On the trail we have to get used to, and try to make peace with the creepy crawly things. Sometimes that peace comes easier than others.

The ticks are definitely the bugs that I like the least. A week or so ago my friend Sir Stooge developed a giant bulls eye rash on the back of his calf. There was absolutely no mistaking it… Lyme disease. He never saw the deer tick that bit and infected him (Probably because the deer ticks are smaller than the flecks of mud and leaves that cling to all of our exposed flesh).

Lyme disease on the trail was no longer an abstract thing, it was there, with us amongst the rocks and rattlers in Pennsylvania. Before I reached Pennsylvania I’d only found two ticks on me… One deer tick (which I showed to my mom) and one dog tick, but neither of them had actually bitten and attached to me…

I stopped for lunch and took my shoes and then socks off because my feet were, as usual, feeling sore. As I peeled my dirty, sweaty socks off I noticed something stuck to my ankle just at the sockline. I absentmindedly tried to brush it off, something that I do dozens of times a day to brush random bugs, dirt, and mud off of me.

It didn’t move. I bent my head down to inspect this resilient piece of mud and discovered that it wasn’t mud at all… It was a tick. Ewwww… I wanted it off of me… Now!

It reminded me of one of the less pleasant experiences of my childhood…. Going swimming in the cove and discovering when I took a shower afterwards that I was covered in leeches instead of being covered in mud. For me it is a very strong, visceral feeling that tries to replace all of my rational thoughts with, “Get it off of me, get it off of me, Get!.. It!… Off!… Of!… Me!…

I took a deep breath, swallowed my visceral emotions, and tried to determine the best (and fastest) way to get the tick off of me. I wasn’t sure where my patented tick remover was in my pack, but something like a credit card would work just as well. My friend Lotus had her license handy, so I used her license like razor, bringing it down underneath and below the mouth and body of the tick and then quickly scraping it off of my leg and flicking it onto my waterproof stuff sack with one smooth motion.

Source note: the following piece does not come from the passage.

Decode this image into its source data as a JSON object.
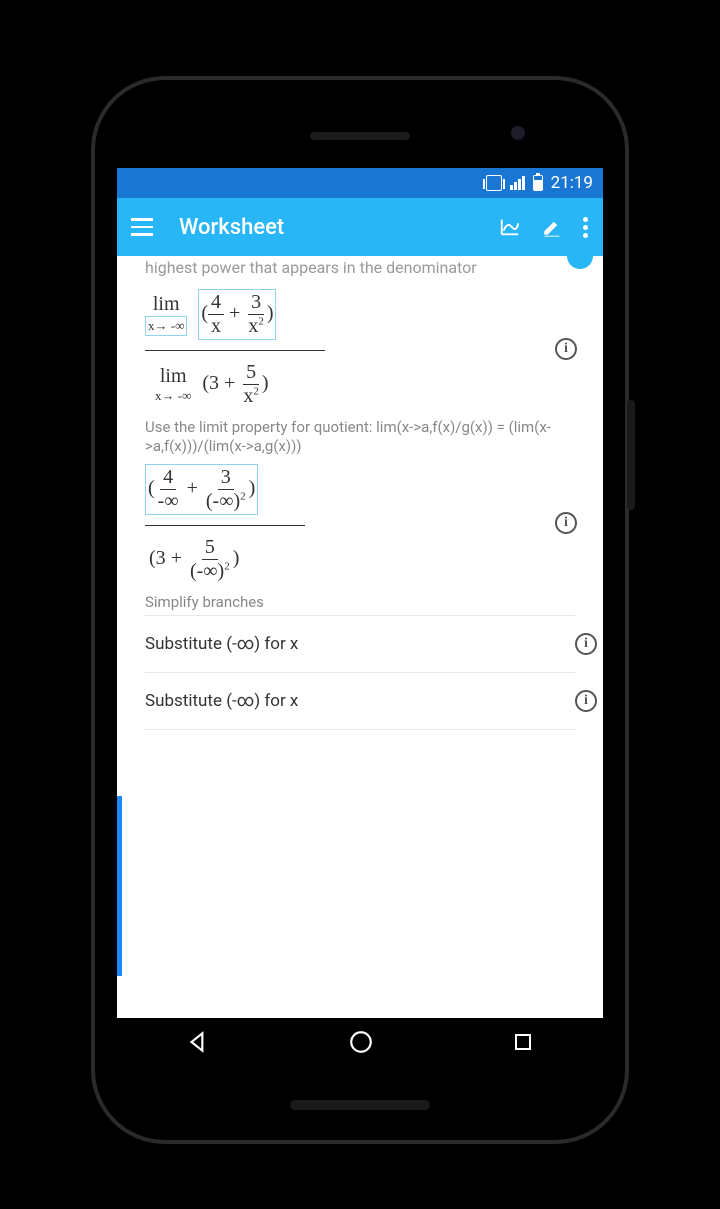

Though I’d looked at it on my leg and decided that it was a dog tick and not a deer tick, I took a picture of it so I could double check later. Knowing what kind of tick it was mattered because some ticks carry Lyme disease and others don’t. The next time I had Internet access I looked at the pictures of the different kind of ticks and compared them to the tick that I had taken off of my ankle. It was definitely a female dog tick… I breathed a sigh of relief. At least *that* tick bite wasn’t going to give me Lyme disease.

P.S. If you’re curious about where Lyme disease is the most prevalent, the CDC has some startling maps of confirmed cases of Lyme disease.